Friendly Match - Time Game
New Ash Green 132-7 dec. (42 overs)
Cobham 133-2 (26.4 overs)
New Ash Green lost by 8 wickets
Chaotic preparation is rarely the recipe for a good performance, and New Ash Green's preparation was certainly chaotic. Several times they thought they had an eleven, but the combination of John Howland's neck, Matt Lemon's inability to remember saying yes and Dan Lewsey's forgetting to ask Ryan McKivett to play meant that despite gaining Michael Gallagher on the morning they still only had nine. Worse than that three of the nine were in one car, and were still in Sevenoaks as the start time approached. Having only six players on the ground at the start of the game dictated the shape of the game – New Ash Green were left with little choice but to bat first, the prospect of fielding with six men for half an hour not appealing to those who were there. Matthew Quantrill and Matt Bushe went out with the express intention of batting until the remainder of the team arrived, and in that they were successful, surviving with few difficulties on a wicket where the bounce was low but otherwise even. They were able to get value for their shots when the bowlers did stray, but that wasn't often, and eventually when they had added 56 Bushe was caught in the covers looking to push the run rate along. David Baker looked in good touch, and for a while as the total approached 100 with still only one wicket down it looked as if New Ash Green might push on to a respectable score. However Quantrill having reached his fifty succumbed to a tame dab to gully, and Baker was caught on the boundary for 33, and none of the rest could get the tight bowling away especially from Foster who bowled a marathon 15 over spell to take 5-42. Vic Mayers had been lured from baby sitting duties to put pads on and be ready to be an emergency number 10 but in the end he wasn't needed.

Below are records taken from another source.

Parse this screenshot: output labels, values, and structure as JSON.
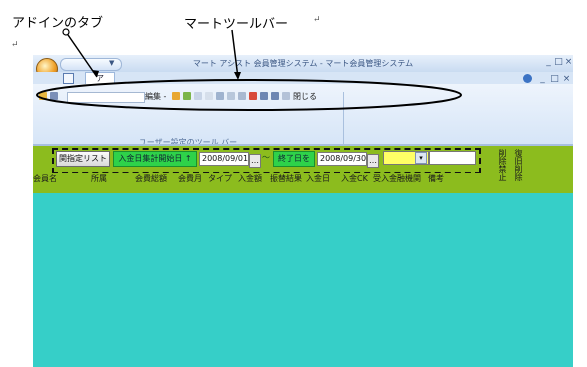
{
  "annotations": {
    "addin_tab": "アドインのタブ",
    "smart_toolbar": "マートツールバー",
    "return_mark": "↵"
  },
  "window": {
    "title": "マート アシスト 会員管理システム  -  マート会員管理システム",
    "qat_dropdown": "▼",
    "controls": [
      "_",
      "□",
      "×"
    ],
    "tab_addins": "ア",
    "help_controls": [
      "_",
      "□",
      "×"
    ]
  },
  "ribbon": {
    "combo_value": "",
    "items": [
      {
        "label": "編集 -",
        "icon": "edit-icon"
      },
      {
        "label": "",
        "icon": "pencil-icon"
      },
      {
        "label": "",
        "icon": "paint-icon"
      },
      {
        "label": "",
        "icon": "undo-icon"
      },
      {
        "label": "",
        "icon": "redo-icon"
      },
      {
        "label": "",
        "icon": "refresh-icon"
      },
      {
        "label": "",
        "icon": "filter-icon"
      },
      {
        "label": "",
        "icon": "sort-asc-icon"
      },
      {
        "label": "",
        "icon": "sort-desc-icon"
      },
      {
        "label": "閉じる",
        "icon": "close-doc-icon"
      }
    ],
    "group_label": "ユーザー設定のツール バー"
  },
  "filter_bar": {
    "designated_list_button": "関指定リスト",
    "from_label": "入金日集計開始日 ↑",
    "from_date": "2008/09/01",
    "to_label": "終了日を",
    "tilde": "〜",
    "to_date": "2008/09/30",
    "date_button": "…",
    "combo_arrow": "▾"
  },
  "columns": [
    "会員名",
    "所属",
    "会費総額",
    "会費月",
    "タイプ",
    "入金額",
    "振替結果",
    "入金日",
    "入金CK",
    "受入金融機関",
    "備考"
  ],
  "vertical_columns": [
    "削除禁止",
    "復旧削除"
  ],
  "colors": {
    "green_bar": "#8cbc1e",
    "data_area": "#36cfc8",
    "label_green": "#2ed24a",
    "ribbon_light": "#eef4fc"
  }
}
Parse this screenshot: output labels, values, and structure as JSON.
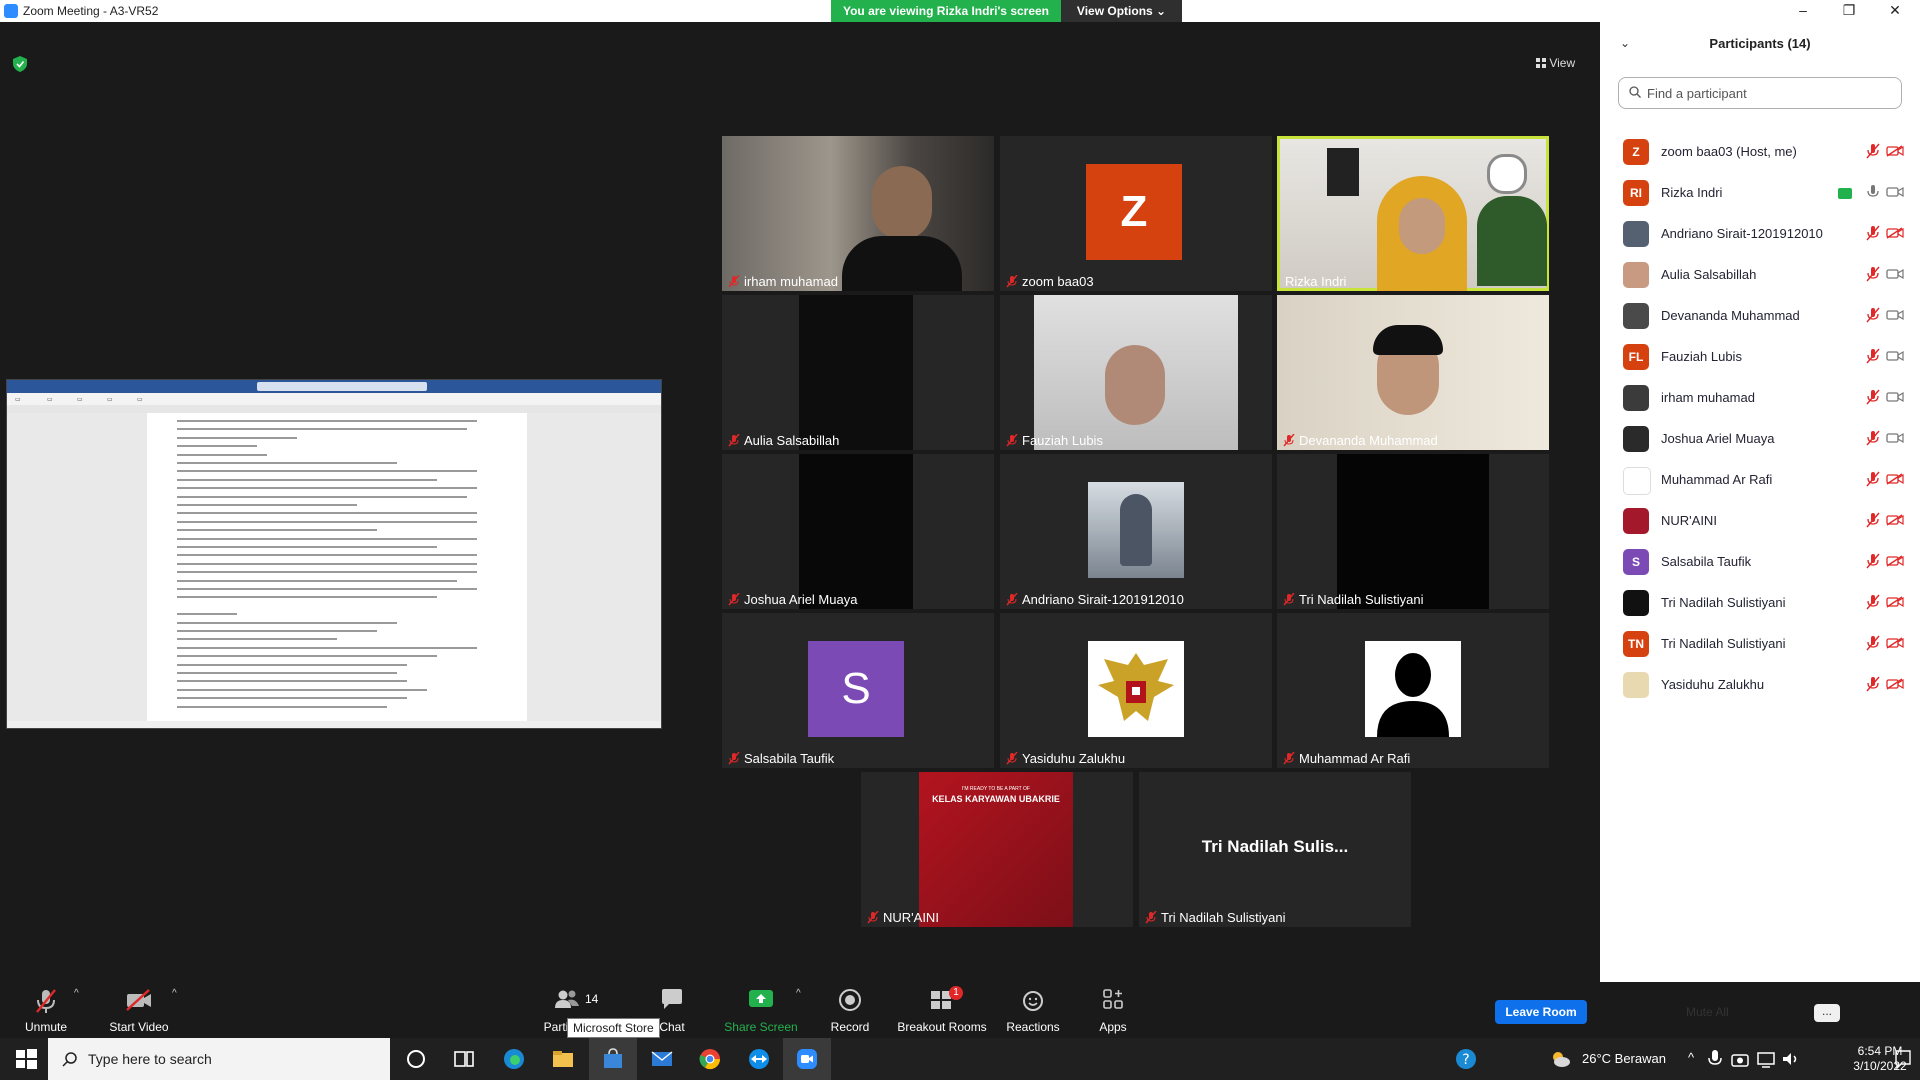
{
  "window": {
    "title": "Zoom Meeting - A3-VR52",
    "minimize": "–",
    "restore": "❐",
    "close": "✕"
  },
  "banner": {
    "viewing": "You are viewing Rizka Indri's screen",
    "view_options": "View Options ⌄"
  },
  "main": {
    "view_label": "View"
  },
  "tiles": [
    {
      "name": "irham muhamad"
    },
    {
      "name": "zoom baa03",
      "initial": "Z",
      "color": "#d5420f"
    },
    {
      "name": "Rizka Indri"
    },
    {
      "name": "Aulia Salsabillah"
    },
    {
      "name": "Fauziah Lubis"
    },
    {
      "name": "Devananda Muhammad"
    },
    {
      "name": "Joshua Ariel Muaya"
    },
    {
      "name": "Andriano Sirait-1201912010"
    },
    {
      "name": "Tri Nadilah Sulistiyani"
    },
    {
      "name": "Salsabila Taufik",
      "initial": "S",
      "color": "#7b4ab5"
    },
    {
      "name": "Yasiduhu Zalukhu"
    },
    {
      "name": "Muhammad Ar Rafi"
    },
    {
      "name": "NUR'AINI",
      "video_text": "I'M READY TO BE A PART OF",
      "video_text2": "KELAS KARYAWAN UBAKRIE"
    },
    {
      "name": "Tri Nadilah Sulistiyani",
      "center_text": "Tri Nadilah Sulis..."
    }
  ],
  "panel": {
    "title": "Participants (14)",
    "search_placeholder": "Find a participant",
    "mute_all": "Mute All",
    "more": "...",
    "participants": [
      {
        "name": "zoom baa03 (Host, me)",
        "initial": "Z",
        "color": "#d5420f"
      },
      {
        "name": "Rizka Indri",
        "initial": "RI",
        "color": "#d5420f"
      },
      {
        "name": "Andriano Sirait-1201912010",
        "initial": "",
        "color": "#556070"
      },
      {
        "name": "Aulia Salsabillah",
        "initial": "",
        "color": "#c99a82"
      },
      {
        "name": "Devananda Muhammad",
        "initial": "",
        "color": "#4a4a4a"
      },
      {
        "name": "Fauziah Lubis",
        "initial": "FL",
        "color": "#d5420f"
      },
      {
        "name": "irham muhamad",
        "initial": "",
        "color": "#3b3b3b"
      },
      {
        "name": "Joshua Ariel Muaya",
        "initial": "",
        "color": "#2a2a2a"
      },
      {
        "name": "Muhammad Ar Rafi",
        "initial": "",
        "color": "#ffffff"
      },
      {
        "name": "NUR'AINI",
        "initial": "",
        "color": "#a3192b"
      },
      {
        "name": "Salsabila Taufik",
        "initial": "S",
        "color": "#7b4ab5"
      },
      {
        "name": "Tri Nadilah Sulistiyani",
        "initial": "",
        "color": "#111111"
      },
      {
        "name": "Tri Nadilah Sulistiyani",
        "initial": "TN",
        "color": "#d5420f"
      },
      {
        "name": "Yasiduhu Zalukhu",
        "initial": "",
        "color": "#e8d9b0"
      }
    ]
  },
  "toolbar": {
    "unmute": "Unmute",
    "start_video": "Start Video",
    "participants": "Participants",
    "participants_count": "14",
    "chat": "Chat",
    "share_screen": "Share Screen",
    "record": "Record",
    "breakout_rooms": "Breakout Rooms",
    "breakout_badge": "1",
    "reactions": "Reactions",
    "apps": "Apps",
    "leave_room": "Leave Room",
    "tooltip": "Microsoft Store"
  },
  "taskbar": {
    "search_placeholder": "Type here to search",
    "weather": "26°C  Berawan",
    "time": "6:54 PM",
    "date": "3/10/2022"
  },
  "colors": {
    "accent": "#0e71eb",
    "green": "#22b14c",
    "active_border": "#c8e33a",
    "avatar_orange": "#d5420f"
  }
}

132 wasn't a bad score with the wicket staying low, so that run scoring was difficult from accurate bowling, but with only nine men leaving big gaps in the field none of the bowlers were really able to keep things tight enough to build pressure. Ian Mellor avoided his customary short ball to start, but struggling with a badly bruised toe picked up batting he was not at his most consistent, though still the pick of the bowlers. James Gegg had a good spell at the other end, and was followed by Michael Gallagher, having his first outdoor bowl for nearly two years. That is what friendly games are for, and there were flashes of excellence, with some good balls, but with so few runs to play with a few too many where the rust showed. Nonetheless he did take the first wicket, inducing a leading edge and taking the return catch himself, and got more consistent as his spell wore on, doing enough to suggest that a bit more practice might make a decent bowler of him. At the other end David Baker replaced Mellor and also had some excellent balls, getting more swing than anyone else had managed in the match. He got the second wicket, to a catch in the covers by Andy Mayers, and Mayers came on for a spell and caused the batsmen enough concern that they wanted to avoid him, though it was all too little too late by then, Cobham cruising to a comfortable win.